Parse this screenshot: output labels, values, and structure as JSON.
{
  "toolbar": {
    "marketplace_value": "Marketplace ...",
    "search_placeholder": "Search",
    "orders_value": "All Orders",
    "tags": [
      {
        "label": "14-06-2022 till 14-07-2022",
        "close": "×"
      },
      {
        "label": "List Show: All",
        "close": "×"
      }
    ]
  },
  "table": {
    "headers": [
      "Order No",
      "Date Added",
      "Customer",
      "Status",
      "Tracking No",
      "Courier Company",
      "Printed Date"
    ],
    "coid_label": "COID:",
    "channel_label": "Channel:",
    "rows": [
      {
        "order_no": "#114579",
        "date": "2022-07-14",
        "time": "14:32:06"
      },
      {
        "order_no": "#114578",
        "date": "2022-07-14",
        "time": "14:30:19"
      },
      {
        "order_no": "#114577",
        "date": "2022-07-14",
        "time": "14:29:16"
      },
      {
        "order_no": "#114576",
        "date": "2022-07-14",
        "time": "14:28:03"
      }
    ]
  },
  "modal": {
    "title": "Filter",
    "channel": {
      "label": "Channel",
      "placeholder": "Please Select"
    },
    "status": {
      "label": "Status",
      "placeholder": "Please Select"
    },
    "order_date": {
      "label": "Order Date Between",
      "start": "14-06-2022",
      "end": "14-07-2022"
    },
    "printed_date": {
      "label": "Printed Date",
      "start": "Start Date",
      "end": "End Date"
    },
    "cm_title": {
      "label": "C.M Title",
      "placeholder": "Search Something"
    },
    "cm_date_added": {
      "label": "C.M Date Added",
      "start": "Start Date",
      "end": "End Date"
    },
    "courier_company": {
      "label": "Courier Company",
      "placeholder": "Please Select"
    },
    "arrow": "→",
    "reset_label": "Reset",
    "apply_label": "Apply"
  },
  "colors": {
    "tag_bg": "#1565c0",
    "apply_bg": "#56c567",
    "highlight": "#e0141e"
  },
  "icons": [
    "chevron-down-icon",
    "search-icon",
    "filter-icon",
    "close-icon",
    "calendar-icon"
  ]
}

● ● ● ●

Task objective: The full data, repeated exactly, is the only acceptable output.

Response to the exercise:
Parse this screenshot: output labels, values, and structure as JSON.
{
  "toolbar": {
    "marketplace_value": "Marketplace ...",
    "search_placeholder": "Search",
    "orders_value": "All Orders",
    "tags": [
      {
        "label": "14-06-2022 till 14-07-2022",
        "close": "×"
      },
      {
        "label": "List Show: All",
        "close": "×"
      }
    ]
  },
  "table": {
    "headers": [
      "Order No",
      "Date Added",
      "Customer",
      "Status",
      "Tracking No",
      "Courier Company",
      "Printed Date"
    ],
    "coid_label": "COID:",
    "channel_label": "Channel:",
    "rows": [
      {
        "order_no": "#114579",
        "date": "2022-07-14",
        "time": "14:32:06"
      },
      {
        "order_no": "#114578",
        "date": "2022-07-14",
        "time": "14:30:19"
      },
      {
        "order_no": "#114577",
        "date": "2022-07-14",
        "time": "14:29:16"
      },
      {
        "order_no": "#114576",
        "date": "2022-07-14",
        "time": "14:28:03"
      }
    ]
  },
  "modal": {
    "title": "Filter",
    "channel": {
      "label": "Channel",
      "placeholder": "Please Select"
    },
    "status": {
      "label": "Status",
      "placeholder": "Please Select"
    },
    "order_date": {
      "label": "Order Date Between",
      "start": "14-06-2022",
      "end": "14-07-2022"
    },
    "printed_date": {
      "label": "Printed Date",
      "start": "Start Date",
      "end": "End Date"
    },
    "cm_title": {
      "label": "C.M Title",
      "placeholder": "Search Something"
    },
    "cm_date_added": {
      "label": "C.M Date Added",
      "start": "Start Date",
      "end": "End Date"
    },
    "courier_company": {
      "label": "Courier Company",
      "placeholder": "Please Select"
    },
    "arrow": "→",
    "reset_label": "Reset",
    "apply_label": "Apply"
  },
  "colors": {
    "tag_bg": "#1565c0",
    "apply_bg": "#56c567",
    "highlight": "#e0141e"
  },
  "icons": [
    "chevron-down-icon",
    "search-icon",
    "filter-icon",
    "close-icon",
    "calendar-icon"
  ]
}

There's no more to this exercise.